What to do ->
The word "name" appears in some lines of the listing below; report how many such lines there are, and nothing else.

....

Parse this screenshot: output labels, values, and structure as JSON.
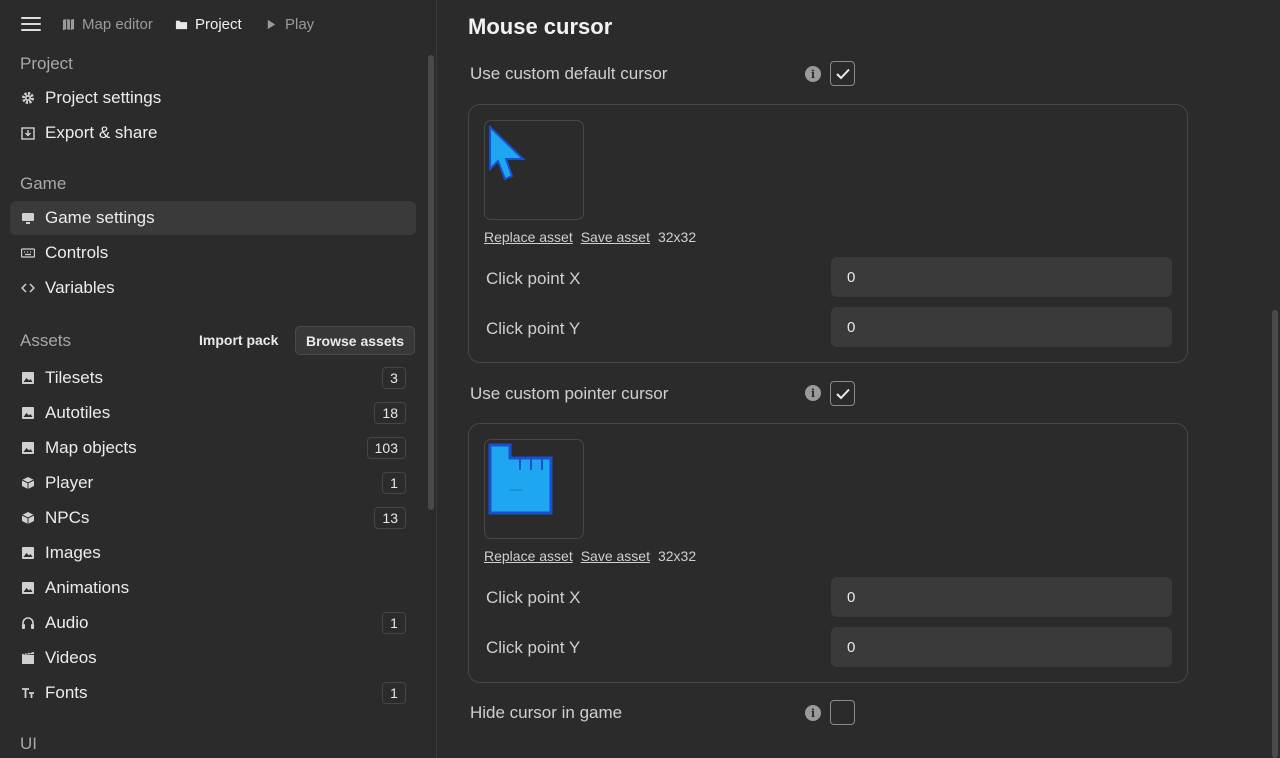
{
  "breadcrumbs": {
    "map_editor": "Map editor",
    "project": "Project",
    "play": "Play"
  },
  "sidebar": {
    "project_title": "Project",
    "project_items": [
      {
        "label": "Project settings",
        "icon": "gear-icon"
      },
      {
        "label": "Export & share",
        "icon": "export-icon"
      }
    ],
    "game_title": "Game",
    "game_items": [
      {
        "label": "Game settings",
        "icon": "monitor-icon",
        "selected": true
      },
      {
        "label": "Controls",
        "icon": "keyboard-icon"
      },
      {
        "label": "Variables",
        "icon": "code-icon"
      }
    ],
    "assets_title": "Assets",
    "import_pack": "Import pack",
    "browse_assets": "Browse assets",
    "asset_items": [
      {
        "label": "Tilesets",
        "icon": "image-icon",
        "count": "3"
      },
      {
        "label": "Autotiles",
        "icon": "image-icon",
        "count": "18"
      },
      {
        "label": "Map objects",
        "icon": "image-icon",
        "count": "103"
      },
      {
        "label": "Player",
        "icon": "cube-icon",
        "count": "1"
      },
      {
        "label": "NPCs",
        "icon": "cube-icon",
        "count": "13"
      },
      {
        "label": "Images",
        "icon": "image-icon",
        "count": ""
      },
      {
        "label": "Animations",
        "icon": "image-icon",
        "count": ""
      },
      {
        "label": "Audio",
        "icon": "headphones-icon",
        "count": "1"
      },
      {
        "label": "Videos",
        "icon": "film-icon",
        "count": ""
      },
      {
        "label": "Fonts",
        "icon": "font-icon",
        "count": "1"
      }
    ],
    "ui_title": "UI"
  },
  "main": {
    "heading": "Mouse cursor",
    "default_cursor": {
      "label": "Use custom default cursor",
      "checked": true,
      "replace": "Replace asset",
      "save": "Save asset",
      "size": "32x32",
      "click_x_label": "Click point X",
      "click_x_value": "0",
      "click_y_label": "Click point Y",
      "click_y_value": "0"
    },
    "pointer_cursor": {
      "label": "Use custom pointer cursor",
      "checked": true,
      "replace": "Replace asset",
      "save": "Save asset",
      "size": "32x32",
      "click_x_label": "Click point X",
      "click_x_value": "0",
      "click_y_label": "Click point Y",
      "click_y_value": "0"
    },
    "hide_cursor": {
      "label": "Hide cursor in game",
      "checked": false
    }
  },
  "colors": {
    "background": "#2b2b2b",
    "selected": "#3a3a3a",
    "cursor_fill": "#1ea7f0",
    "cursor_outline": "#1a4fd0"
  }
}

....

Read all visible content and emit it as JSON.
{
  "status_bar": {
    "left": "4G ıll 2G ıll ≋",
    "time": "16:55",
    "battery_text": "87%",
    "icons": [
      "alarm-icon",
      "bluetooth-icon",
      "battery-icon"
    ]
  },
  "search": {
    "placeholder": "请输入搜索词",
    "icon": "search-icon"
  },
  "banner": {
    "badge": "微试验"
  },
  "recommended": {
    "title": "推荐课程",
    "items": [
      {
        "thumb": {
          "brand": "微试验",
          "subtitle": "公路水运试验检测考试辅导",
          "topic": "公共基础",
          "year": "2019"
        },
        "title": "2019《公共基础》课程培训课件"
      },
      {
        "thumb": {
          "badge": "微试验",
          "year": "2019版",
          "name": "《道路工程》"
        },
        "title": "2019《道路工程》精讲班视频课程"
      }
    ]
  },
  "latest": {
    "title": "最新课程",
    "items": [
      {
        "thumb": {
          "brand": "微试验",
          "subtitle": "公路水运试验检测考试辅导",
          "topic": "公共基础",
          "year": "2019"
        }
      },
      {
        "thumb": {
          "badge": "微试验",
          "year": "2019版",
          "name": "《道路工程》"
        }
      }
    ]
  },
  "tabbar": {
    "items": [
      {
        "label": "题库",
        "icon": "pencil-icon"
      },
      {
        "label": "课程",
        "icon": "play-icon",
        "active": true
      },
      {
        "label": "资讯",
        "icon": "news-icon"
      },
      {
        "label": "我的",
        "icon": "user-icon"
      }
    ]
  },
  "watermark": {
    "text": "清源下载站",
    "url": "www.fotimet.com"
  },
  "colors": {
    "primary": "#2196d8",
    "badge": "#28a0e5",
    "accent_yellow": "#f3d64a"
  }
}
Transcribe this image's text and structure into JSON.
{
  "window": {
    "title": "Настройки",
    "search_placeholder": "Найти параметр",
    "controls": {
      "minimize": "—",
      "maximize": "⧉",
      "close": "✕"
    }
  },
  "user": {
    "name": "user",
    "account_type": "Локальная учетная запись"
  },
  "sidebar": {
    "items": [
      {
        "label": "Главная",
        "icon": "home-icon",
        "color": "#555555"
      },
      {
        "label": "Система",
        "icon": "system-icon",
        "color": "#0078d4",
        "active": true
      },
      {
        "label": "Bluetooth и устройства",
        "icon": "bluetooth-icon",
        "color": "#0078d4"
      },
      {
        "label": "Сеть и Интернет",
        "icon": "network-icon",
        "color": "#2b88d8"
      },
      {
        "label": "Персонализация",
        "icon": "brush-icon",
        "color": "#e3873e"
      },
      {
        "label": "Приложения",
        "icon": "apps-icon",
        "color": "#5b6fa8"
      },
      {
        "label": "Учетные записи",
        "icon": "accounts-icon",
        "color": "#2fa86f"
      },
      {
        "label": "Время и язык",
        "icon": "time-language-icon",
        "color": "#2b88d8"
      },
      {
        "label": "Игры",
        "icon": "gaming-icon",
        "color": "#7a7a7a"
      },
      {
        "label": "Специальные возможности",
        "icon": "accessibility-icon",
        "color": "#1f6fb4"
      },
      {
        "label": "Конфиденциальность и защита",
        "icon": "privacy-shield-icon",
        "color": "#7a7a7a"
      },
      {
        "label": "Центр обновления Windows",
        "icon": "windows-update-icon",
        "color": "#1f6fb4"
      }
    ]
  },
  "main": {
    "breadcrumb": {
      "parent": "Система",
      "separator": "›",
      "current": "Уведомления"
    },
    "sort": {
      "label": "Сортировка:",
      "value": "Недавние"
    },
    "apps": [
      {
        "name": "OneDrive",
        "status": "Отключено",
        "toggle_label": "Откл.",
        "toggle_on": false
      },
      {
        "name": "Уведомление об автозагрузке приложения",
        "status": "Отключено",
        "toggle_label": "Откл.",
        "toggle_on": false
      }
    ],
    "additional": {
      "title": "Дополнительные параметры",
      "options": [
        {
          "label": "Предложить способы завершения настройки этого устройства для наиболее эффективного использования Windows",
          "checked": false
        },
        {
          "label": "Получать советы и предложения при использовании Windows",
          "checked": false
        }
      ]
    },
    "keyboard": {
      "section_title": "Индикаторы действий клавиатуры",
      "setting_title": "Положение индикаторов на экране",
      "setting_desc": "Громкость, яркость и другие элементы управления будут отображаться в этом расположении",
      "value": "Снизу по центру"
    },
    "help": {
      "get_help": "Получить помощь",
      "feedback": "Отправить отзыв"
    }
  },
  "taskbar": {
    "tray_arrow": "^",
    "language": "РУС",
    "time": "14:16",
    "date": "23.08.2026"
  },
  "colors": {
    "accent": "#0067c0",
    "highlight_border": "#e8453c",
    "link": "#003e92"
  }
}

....

Result for this task ->
5